About Electronic Medical Records

According to Wikipedia

An electronic health record (EHR), or electronic medical record (EMR), refers to the systematized collection of patient and population electronically-stored health information in a digital format. These records can be shared across different health care settings. Records are shared through network-connected, enterprise-wide information systems or other information networks and exchanges. EHRs may include a range of data, including demographics, medical history, medication and allergies, immunization status, laboratory test results, radiology images, vital signs, personal statistics like age and weight, and billing information.

EHR systems are designed to store data accurately and to capture the state of a patient across time. It eliminates the need to track down a patient’s previous paper medical records and assists in ensuring data is accurate and legible. It can reduce risk of data replication as there is only one modifiable file, which means the file is more likely up to date, and decreases risk of lost paperwork. Due to the digital information being searchable and in a single file, EMR’s are more effective when extracting medical data for the examination of possible trends and long term changes in a patient. Population-based studies of medical records may also be facilitated by the widespread adoption of EHR’s and EMR’s.


The terms EHR, electronic patient record (EPR) and EMR have often been used interchangeably, although differences between the models are now being defined. The electronic health record (EHR) is an evolving concept defined as a more longitudinal collection of the electronic health information of individual patients or populations. (See reference 1.) The EMR is, in contrast, defined as the patient record created by providers for specific encounters in hospitals and ambulatory environments, and which can serve as a data source for an EHR. It is important to note that an “EHR” is generated and maintained within an institution, such as a hospital, integrated delivery network, clinic, or physician office, to give patients, physicians and other health care providers, employers, and payers or insurers access to a patient’s medical records across facilities. (Please note that the term “EMR” would now be used for the preceding description, and that many EMR’s now use cloud software maintenance and data storage rather than local networks.)

In contrast, a personal health record (PHR) is an electronic application for recording personal medical data that the individual patient controls and may make available to health providers.

Comparison with paper-based records[edit]

Federal and state governments, insurance companies and other large medical institutions are heavily promoting the adoption of electronic medical records.
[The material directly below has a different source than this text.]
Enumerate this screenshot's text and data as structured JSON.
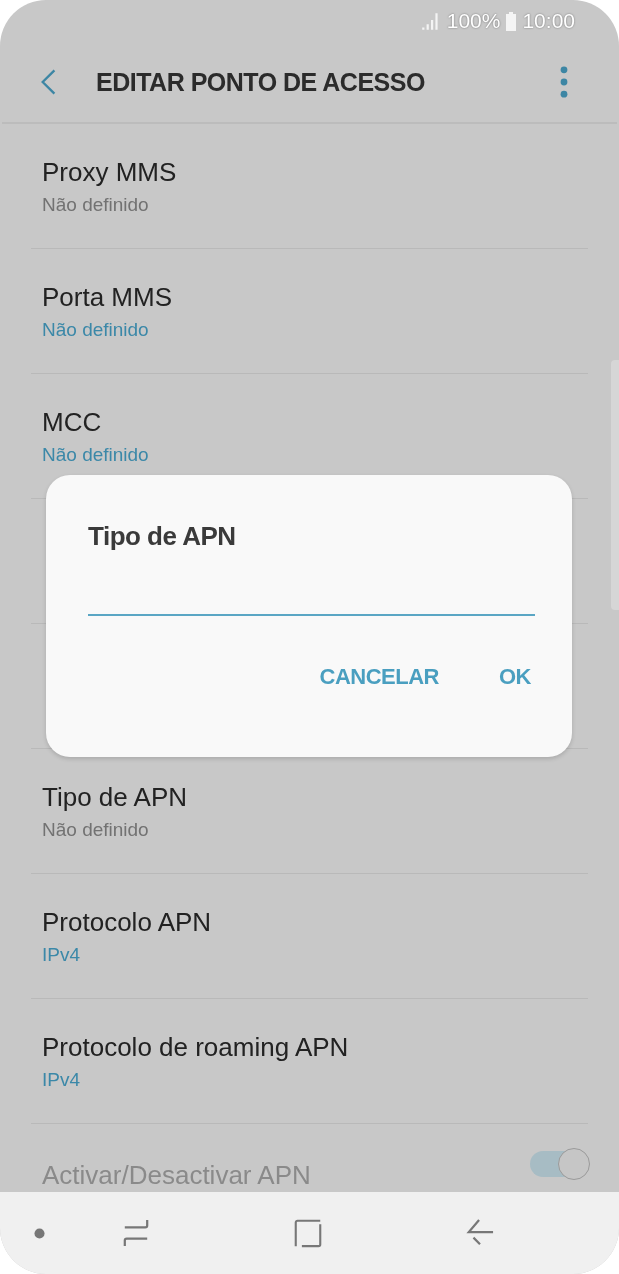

The US Congress included a formula of both incentives (up to $44,000 per physician under Medicare, or up to $65,000 over six years under Medicaid) and penalties (i.e. decreased Medicare and Medicaid reimbursements to doctors who fail to use EMRs by 2015, for covered patients) for EMR/EHR adoption versus continued use of paper records as part of the Health Information Technology for Economic and Clinical Health (HITECH) Act, enacted as part of the American Recovery and Reinvestment Act of 2009.

One VA study estimates its electronic medical record system may improve overall efficiency by 6% per year, and the monthly cost of an EMR may (depending on the cost of the EMR) be offset by the cost of only a few “unnecessary” tests or admissions. Jerome Groopman disputed these results, publicly asking “how such dramatic claims of cost-saving and quality improvement could be true”. A 2014 survey of the American College of Physicians member sample, however, found that family practice physicians spent 48 minutes more per day when using EMRs. 90% reported that at least 1 data management function was slower after EMRs were adopted, and 64% reported that note writing took longer. A third (34%) reported that it took longer to find and review medical record data, and 32% reported that it was slower to read other clinicians’ notes.

The increased portability and accessibility of electronic medical records may also increase the ease with which they can be accessed and stolen by unauthorized persons or unscrupulous users versus paper medical records, as acknowledged by the increased security requirements for electronic medical records included in the Health Information and Accessibility Act and by large-scale breaches in confidential records reported by EMR users. Concerns about security contribute to the resistance shown to their widespread adoption.

Handwritten paper medical records may be poorly legible, which can contribute to medical errors. Pre-printed forms, standardization of abbreviations and standards for penmanship were encouraged to improve reliability of paper medical records. Electronic records may help with the standardization of forms, terminology and data input. Digitization of forms facilitates the collection of data for epidemiology and clinical studies.

EMRs can be continuously updated (within certain legal limitations – see below). If the ability to exchange records between different EMR systems were perfected(“interoperability”) would facilitate the co-ordination of health care delivery in non-affiliated health care facilities. In addition, data from an electronic system can be used anonymously for statistical reporting in matters such as quality improvement, resource management and public health communicable disease surveillance.